Aside from the speed of Qemu's VM which is possibly also affected by nested virtualization, AVs such as Windows Defender will still see the traffic coming out of your VM (tested on NAT mode) and can still kill the process(Qemu) once certain malicious traffic is detected. This happened to me where Qemu suddenly disappears upon running Zerologon towards a Domain Controller. Regular NMAP, CrackMapExec, and most Impacket modules are fine.


Conclusion

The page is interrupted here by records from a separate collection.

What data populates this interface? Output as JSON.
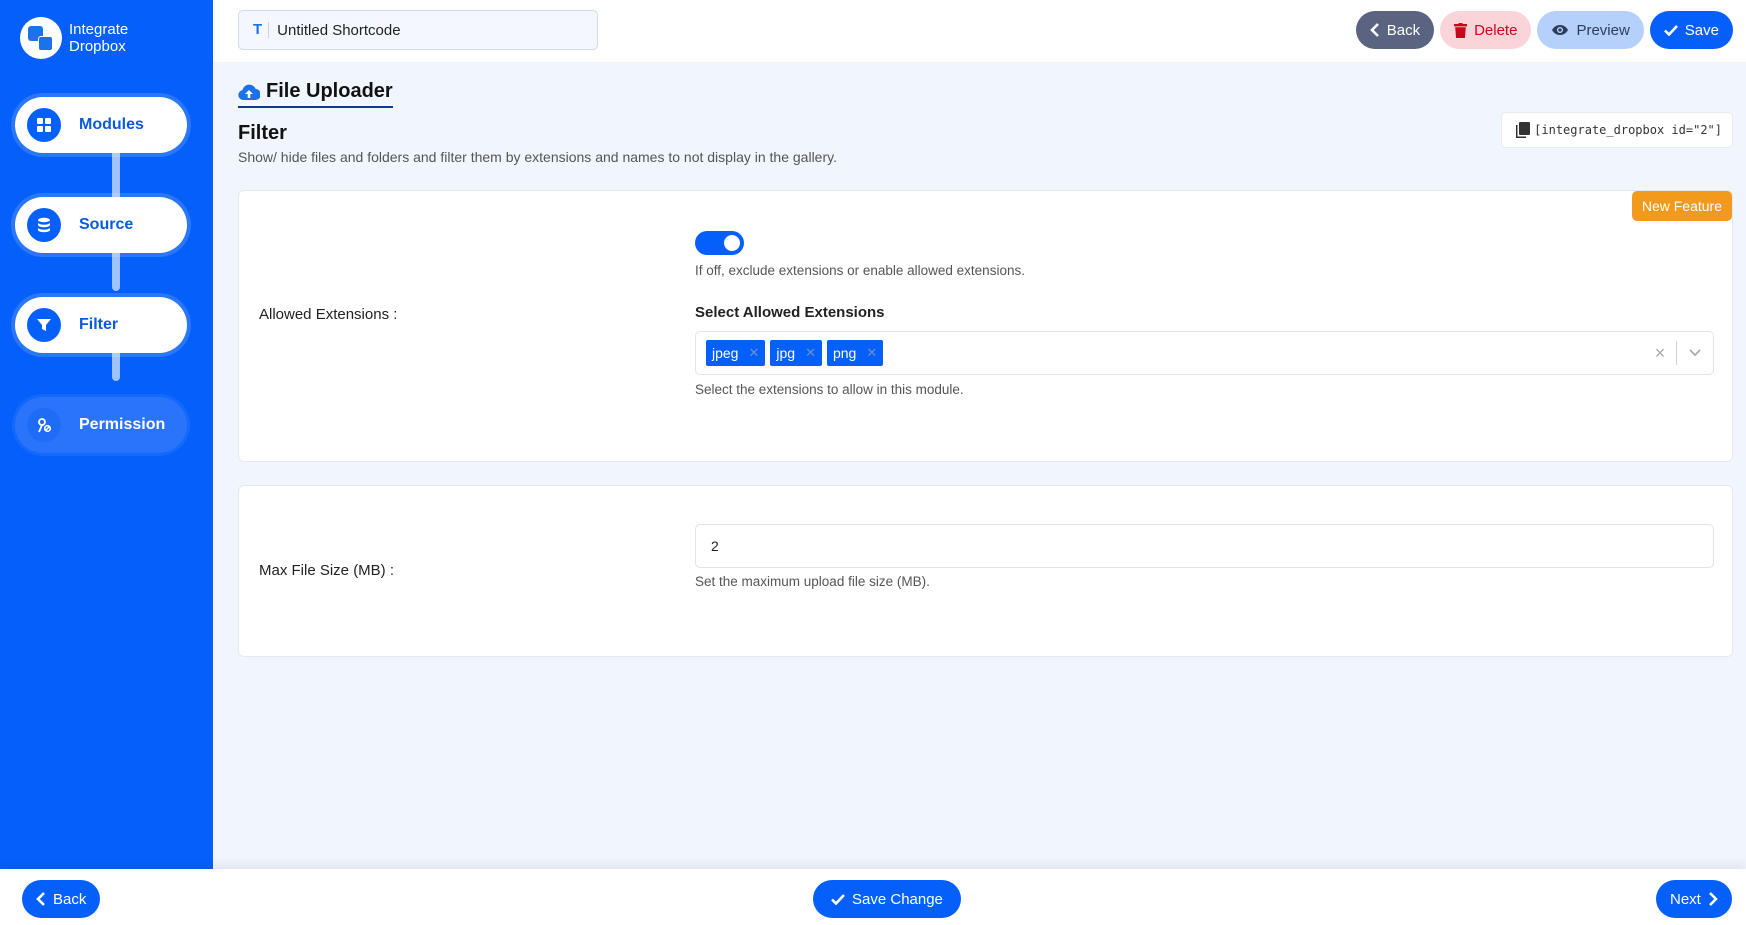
{
  "brand": {
    "name_line1": "Integrate",
    "name_line2": "Dropbox"
  },
  "sidebar": {
    "steps": [
      {
        "label": "Modules",
        "icon": "grid-icon",
        "state": "done"
      },
      {
        "label": "Source",
        "icon": "database-icon",
        "state": "done"
      },
      {
        "label": "Filter",
        "icon": "filter-icon",
        "state": "active"
      },
      {
        "label": "Permission",
        "icon": "user-key-icon",
        "state": "pending"
      }
    ]
  },
  "topbar": {
    "title_value": "Untitled Shortcode",
    "title_icon": "T",
    "back_label": "Back",
    "delete_label": "Delete",
    "preview_label": "Preview",
    "save_label": "Save"
  },
  "main": {
    "module_title": "File Uploader",
    "section_title": "Filter",
    "section_desc": "Show/ hide files and folders and filter them by extensions and names to not display in the gallery.",
    "shortcode": "[integrate_dropbox id=\"2\"]",
    "badge": "New Feature",
    "allowed_extensions": {
      "label": "Allowed Extensions :",
      "toggle_on": true,
      "toggle_help": "If off, exclude extensions or enable allowed extensions.",
      "select_title": "Select Allowed Extensions",
      "chips": [
        "jpeg",
        "jpg",
        "png"
      ],
      "select_help": "Select the extensions to allow in this module."
    },
    "max_file_size": {
      "label": "Max File Size (MB) :",
      "value": "2",
      "help": "Set the maximum upload file size (MB)."
    }
  },
  "footer": {
    "back_label": "Back",
    "save_change_label": "Save Change",
    "next_label": "Next"
  },
  "colors": {
    "primary": "#0560fb",
    "badge": "#f29a1b",
    "delete": "#d0021b"
  }
}
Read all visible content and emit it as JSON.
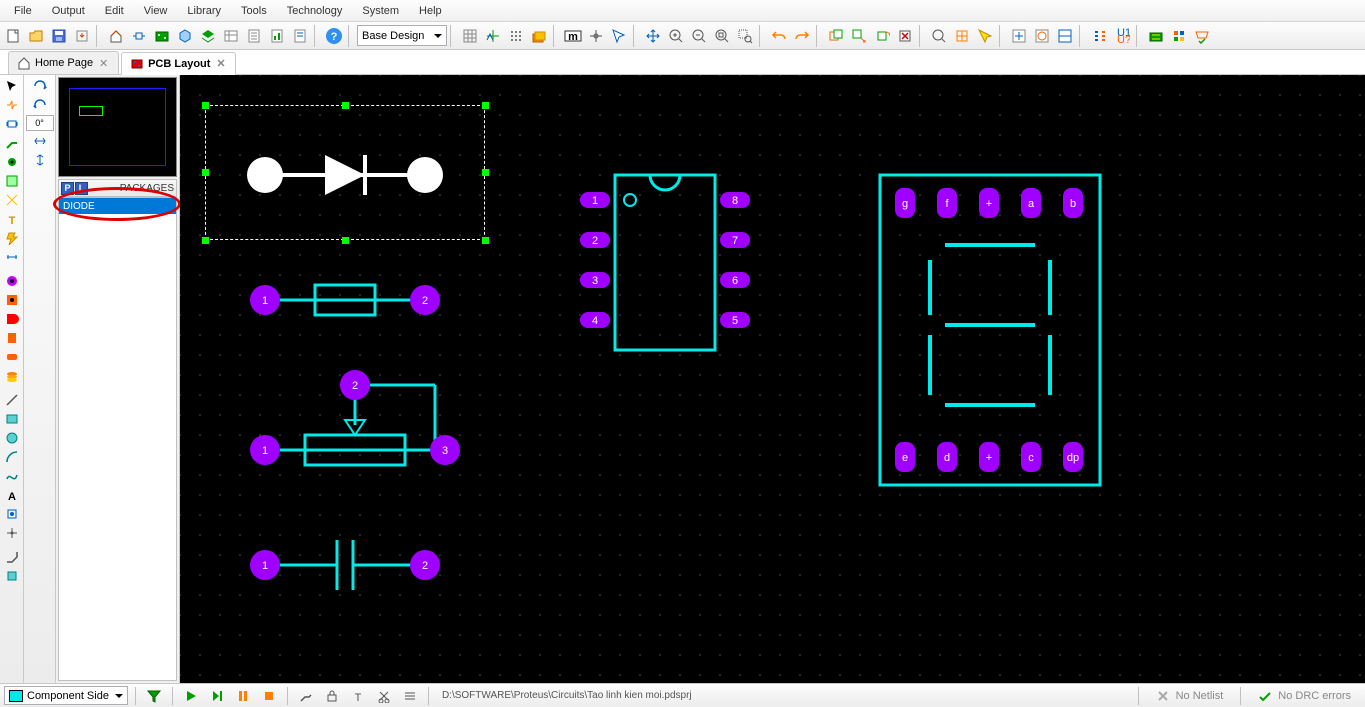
{
  "menu": {
    "items": [
      "File",
      "Output",
      "Edit",
      "View",
      "Library",
      "Tools",
      "Technology",
      "System",
      "Help"
    ]
  },
  "design_selector": "Base Design",
  "tabs": [
    {
      "icon": "home",
      "label": "Home Page",
      "active": false
    },
    {
      "icon": "pcb",
      "label": "PCB Layout",
      "active": true
    }
  ],
  "side_rotation": "0°",
  "packages": {
    "header": "PACKAGES",
    "pl": [
      "P",
      "L"
    ],
    "items": [
      "DIODE"
    ]
  },
  "status": {
    "layer": "Component Side",
    "path": "D:\\SOFTWARE\\Proteus\\Circuits\\Tao linh kien moi.pdsprj",
    "netlist": "No Netlist",
    "drc": "No DRC errors"
  },
  "seg_pads_top": [
    "g",
    "f",
    "a",
    "b"
  ],
  "seg_pads_bot": [
    "e",
    "d",
    "c",
    "dp"
  ],
  "dip_left": [
    "1",
    "2",
    "3",
    "4"
  ],
  "dip_right": [
    "8",
    "7",
    "6",
    "5"
  ]
}
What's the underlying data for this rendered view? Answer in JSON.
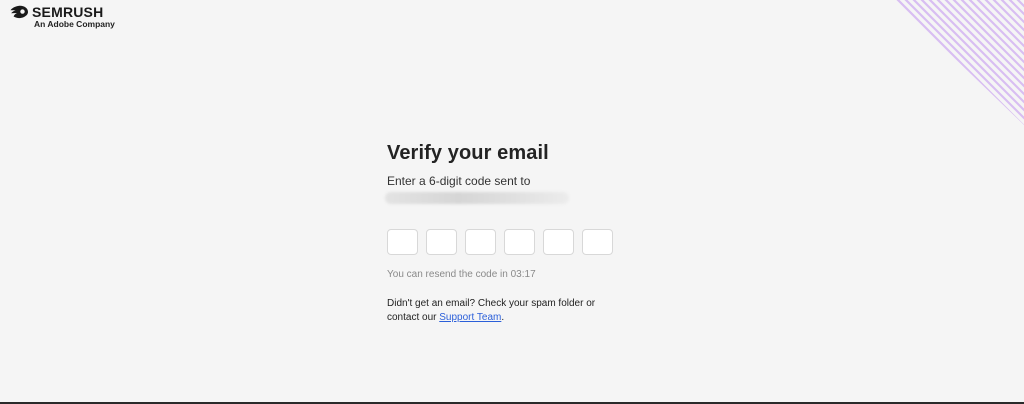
{
  "brand": {
    "name": "SEMRUSH",
    "tagline": "An Adobe Company",
    "accent_color": "#b27ce6"
  },
  "verify": {
    "title": "Verify your email",
    "subtitle": "Enter a 6-digit code sent to",
    "code_length": 6,
    "code_digits": [
      "",
      "",
      "",
      "",
      "",
      ""
    ],
    "resend_text": "You can resend the code in 03:17",
    "help_line1": "Didn't get an email? Check your spam folder or",
    "help_line2_prefix": "contact our",
    "support_link_label": "Support Team",
    "help_line2_suffix": "."
  }
}
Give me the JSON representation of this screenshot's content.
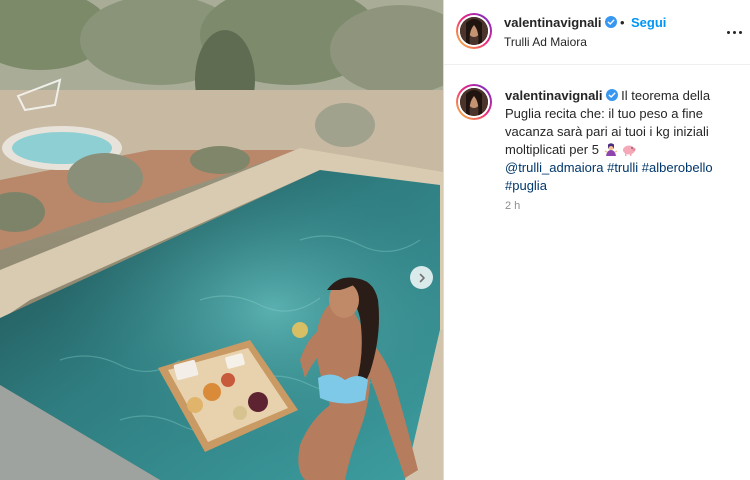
{
  "post": {
    "username": "valentinavignali",
    "separator": "•",
    "follow_label": "Segui",
    "location": "Trulli Ad Maiora",
    "caption_text_1": "Il teorema della Puglia recita che: il tuo peso a fine vacanza sarà pari ai tuoi i kg iniziali moltiplicati per 5",
    "mention": "@trulli_admaiora",
    "hashtags": [
      "#trulli",
      "#alberobello",
      "#puglia"
    ],
    "timestamp": "2 h"
  },
  "icons": {
    "verified": "verified-badge-icon",
    "more": "more-options-icon",
    "next": "chevron-right-icon",
    "emoji_1": "woman-shrugging-emoji-icon",
    "emoji_2": "pig-emoji-icon"
  },
  "colors": {
    "accent": "#0095f6",
    "link": "#00376b",
    "verified": "#3897f0",
    "text": "#262626",
    "muted": "#8e8e8e"
  }
}
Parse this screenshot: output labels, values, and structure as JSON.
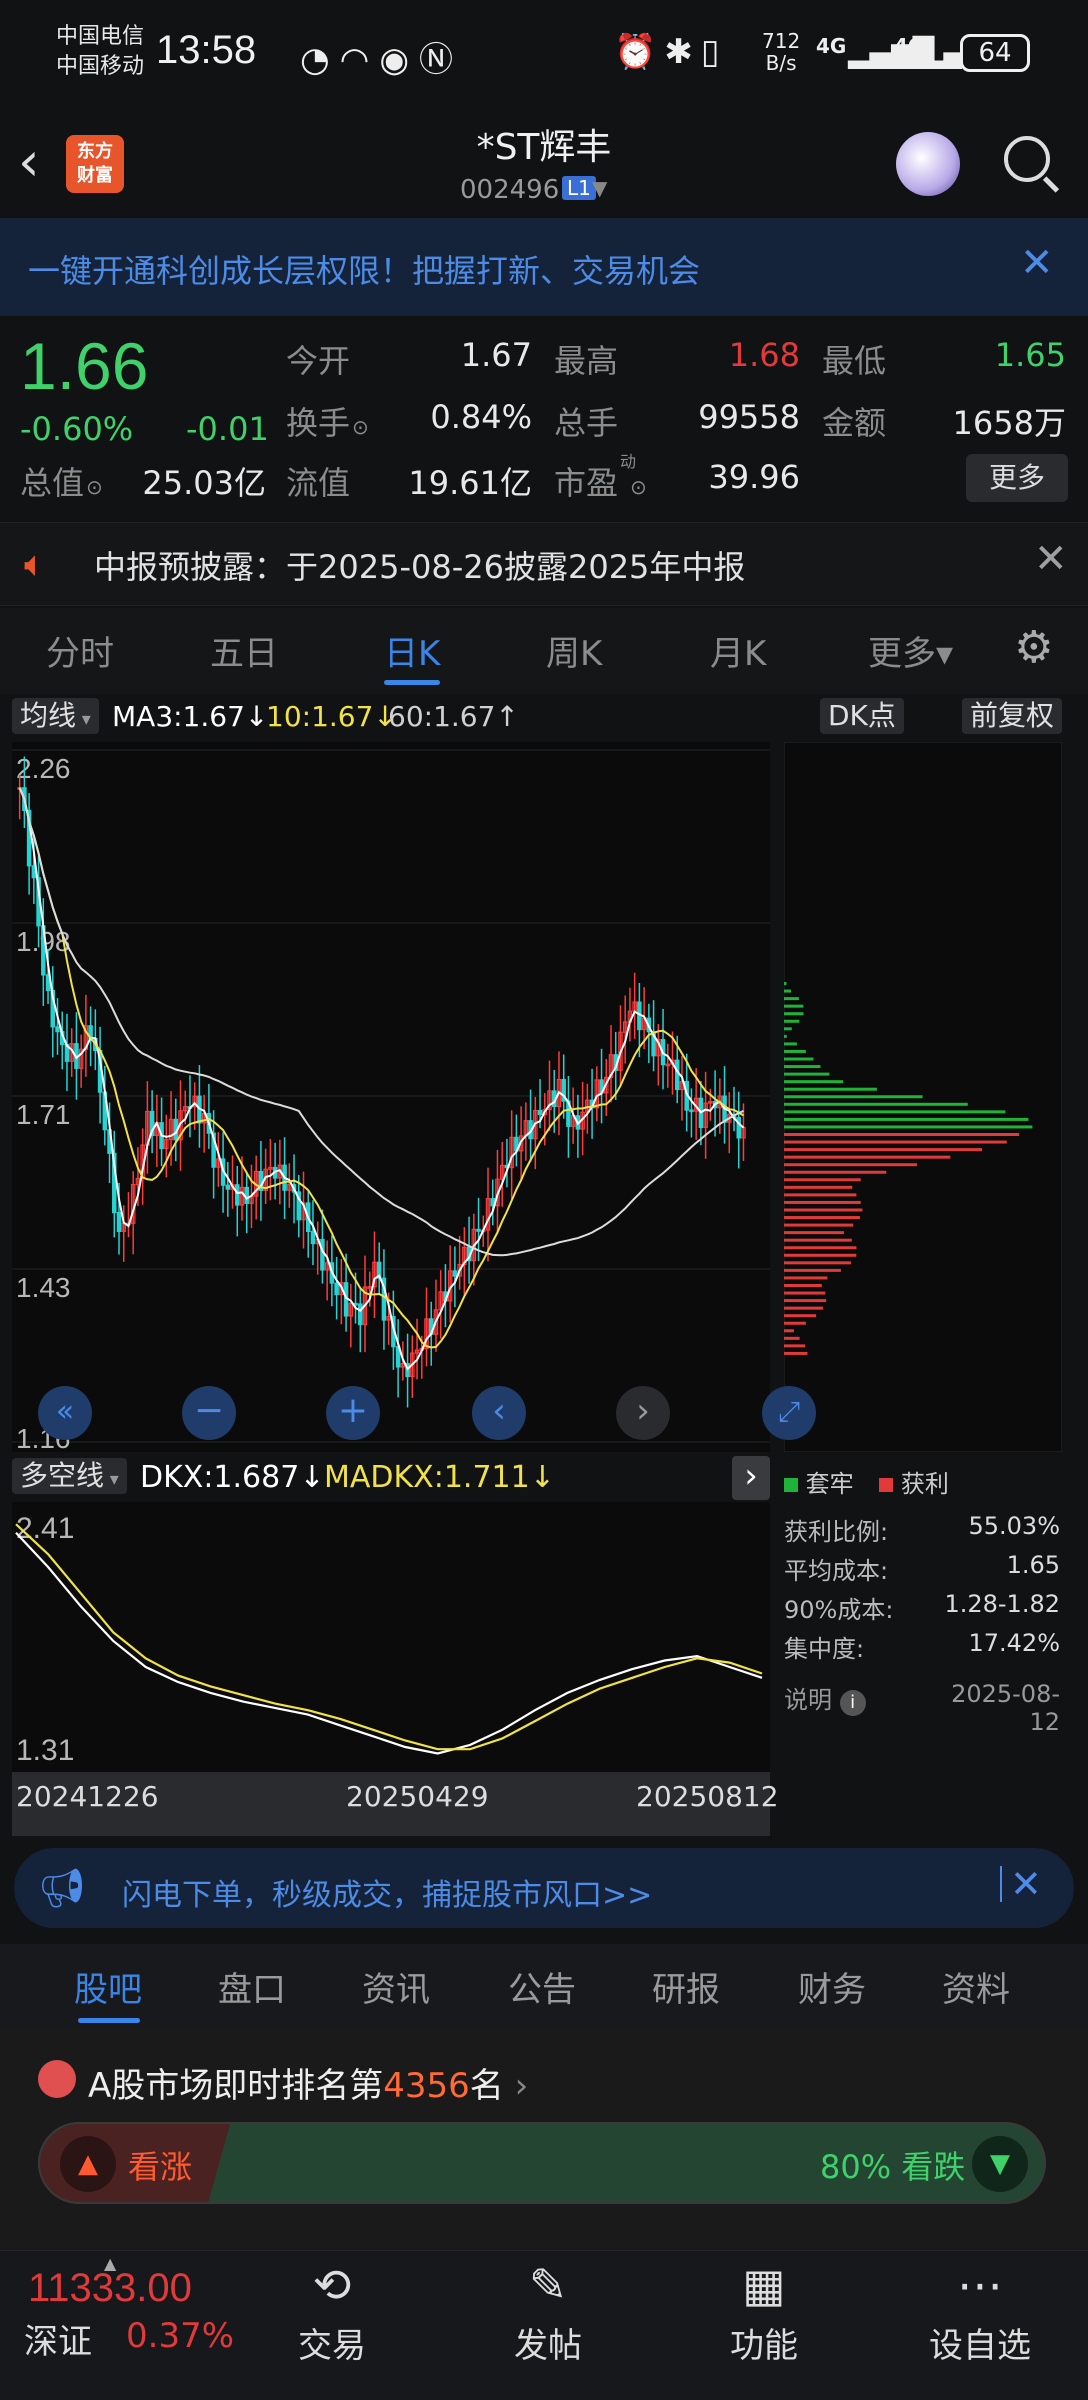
{
  "status_bar": {
    "carrier1": "中国电信",
    "carrier2": "中国移动",
    "time": "13:58",
    "net_speed_top": "712",
    "net_speed_bottom": "B/s",
    "net1": "4G",
    "net2": "4G",
    "battery": "64"
  },
  "header": {
    "back_icon": "chevron-left-icon",
    "logo_line1": "东方",
    "logo_line2": "财富",
    "stock_name": "*ST辉丰",
    "stock_code": "002496",
    "level_badge": "L1"
  },
  "banner": {
    "text": "一键开通科创成长层权限！把握打新、交易机会",
    "close": "✕"
  },
  "quote": {
    "price": "1.66",
    "change_pct": "-0.60%",
    "change": "-0.01",
    "fields": [
      {
        "label": "今开",
        "value": "1.67",
        "color": "#e8e8e8"
      },
      {
        "label": "最高",
        "value": "1.68",
        "color": "#e03a3a"
      },
      {
        "label": "最低",
        "value": "1.65",
        "color": "#3fd16a"
      },
      {
        "label": "换手",
        "value": "0.84%",
        "color": "#e8e8e8"
      },
      {
        "label": "总手",
        "value": "99558",
        "color": "#e8e8e8"
      },
      {
        "label": "金额",
        "value": "1658万",
        "color": "#e8e8e8"
      },
      {
        "label": "总值",
        "value": "25.03亿",
        "color": "#e8e8e8"
      },
      {
        "label": "流值",
        "value": "19.61亿",
        "color": "#e8e8e8"
      },
      {
        "label": "市盈",
        "value": "39.96",
        "color": "#e8e8e8"
      }
    ],
    "pe_superscript": "动",
    "more": "更多"
  },
  "notice": {
    "text": "中报预披露：于2025-08-26披露2025年中报",
    "close": "✕"
  },
  "tabs": [
    "分时",
    "五日",
    "日K",
    "周K",
    "月K",
    "更多▾"
  ],
  "active_tab": "日K",
  "chart_toolbar": {
    "ma_select": "均线",
    "ma3": "MA3:1.67↓",
    "ma10": "10:1.67↓",
    "ma60": "60:1.67↑",
    "dk_chip": "DK点",
    "restore_chip": "前复权"
  },
  "chart_data": [
    {
      "type": "candlestick",
      "title": "",
      "y_tick_labels": [
        "2.26",
        "1.98",
        "1.71",
        "1.43",
        "1.16"
      ],
      "ylim": [
        1.16,
        2.26
      ],
      "series_ma": [
        {
          "name": "MA3",
          "value": 1.67,
          "color": "#ffffff"
        },
        {
          "name": "10",
          "value": 1.67,
          "color": "#f2e24a"
        },
        {
          "name": "60",
          "value": 1.67,
          "color": "#dcdcdc"
        }
      ],
      "x_tick_labels": [
        "20241226",
        "20250429",
        "20250812"
      ],
      "close_trend": [
        2.2,
        2.04,
        1.86,
        1.79,
        1.77,
        1.82,
        1.66,
        1.48,
        1.55,
        1.68,
        1.64,
        1.66,
        1.7,
        1.67,
        1.59,
        1.56,
        1.55,
        1.58,
        1.59,
        1.56,
        1.52,
        1.47,
        1.42,
        1.38,
        1.36,
        1.44,
        1.34,
        1.27,
        1.31,
        1.35,
        1.4,
        1.44,
        1.48,
        1.53,
        1.6,
        1.64,
        1.66,
        1.69,
        1.72,
        1.66,
        1.7,
        1.73,
        1.77,
        1.85,
        1.82,
        1.78,
        1.76,
        1.7,
        1.68,
        1.7,
        1.67,
        1.66
      ],
      "legend": "grid on"
    },
    {
      "type": "line",
      "title": "",
      "indicator_select": "多空线",
      "dkx": "DKX:1.687↓",
      "madkx": "MADKX:1.711↓",
      "y_tick_labels": [
        "2.41",
        "1.31"
      ],
      "ylim": [
        1.31,
        2.41
      ],
      "series": [
        {
          "name": "DKX",
          "values": [
            2.36,
            2.2,
            2.02,
            1.86,
            1.74,
            1.67,
            1.62,
            1.58,
            1.55,
            1.52,
            1.47,
            1.42,
            1.37,
            1.34,
            1.38,
            1.45,
            1.54,
            1.62,
            1.68,
            1.73,
            1.77,
            1.79,
            1.74,
            1.69
          ]
        },
        {
          "name": "MADKX",
          "values": [
            2.4,
            2.26,
            2.08,
            1.9,
            1.78,
            1.7,
            1.65,
            1.61,
            1.57,
            1.54,
            1.5,
            1.45,
            1.4,
            1.36,
            1.36,
            1.41,
            1.49,
            1.57,
            1.64,
            1.69,
            1.74,
            1.78,
            1.76,
            1.71
          ]
        }
      ]
    },
    {
      "type": "bar",
      "title": "",
      "legend": [
        {
          "name": "套牢",
          "color": "#1fb33a"
        },
        {
          "name": "获利",
          "color": "#e03a3a"
        }
      ],
      "stats": [
        {
          "label": "获利比例:",
          "value": "55.03%"
        },
        {
          "label": "平均成本:",
          "value": "1.65"
        },
        {
          "label": "90%成本:",
          "value": "1.28-1.82"
        },
        {
          "label": "集中度:",
          "value": "17.42%"
        }
      ],
      "explain": "说明",
      "date": "2025-08-12"
    }
  ],
  "promo": {
    "text": "闪电下单，秒级成交，捕捉股市风口>>",
    "close": "✕"
  },
  "bottom_tabs": [
    "股吧",
    "盘口",
    "资讯",
    "公告",
    "研报",
    "财务",
    "资料"
  ],
  "rank": {
    "prefix": "A股市场即时排名第",
    "number": "4356",
    "suffix": "名",
    "chevron": "›",
    "up_label": "看涨",
    "down_label": "80% 看跌",
    "up_share": 0.2
  },
  "bottom_bar": {
    "index_value": "11333.00",
    "index_name": "深证",
    "index_pct": "0.37%",
    "nav": [
      {
        "label": "交易",
        "icon": "yen-cycle-icon"
      },
      {
        "label": "发帖",
        "icon": "edit-icon"
      },
      {
        "label": "功能",
        "icon": "grid-icon"
      },
      {
        "label": "设自选",
        "icon": "more-circle-icon"
      }
    ]
  }
}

There were a lot of options and routes to take given a normal user on a domain-joined machine where you're able to run Powershell scripts with only Windows Defender watching you. When I say only I mean it could've been 2 AVs or 1 AV & 1 EDR. With only a few caveats, the Qemu-sabi method worked as intended and was helpful in the recon and pivoting stages of the engagement. Overall the engagement turned out to be a success and value was brought to the table.


Further research to be done

  • Run Qemu on bridge mode using non-privileged user accounts

  • Research on other methods or virtualization tools

    • smaller footprint
      • size
      • detection
    • speed (faster / accelerators)
  • Research on smaller operating systems that wouldn't cause too much trouble when installing and running offensive security tools

If you have any tips, suggestions, comments, or corrections about this, shout them below in the comments section.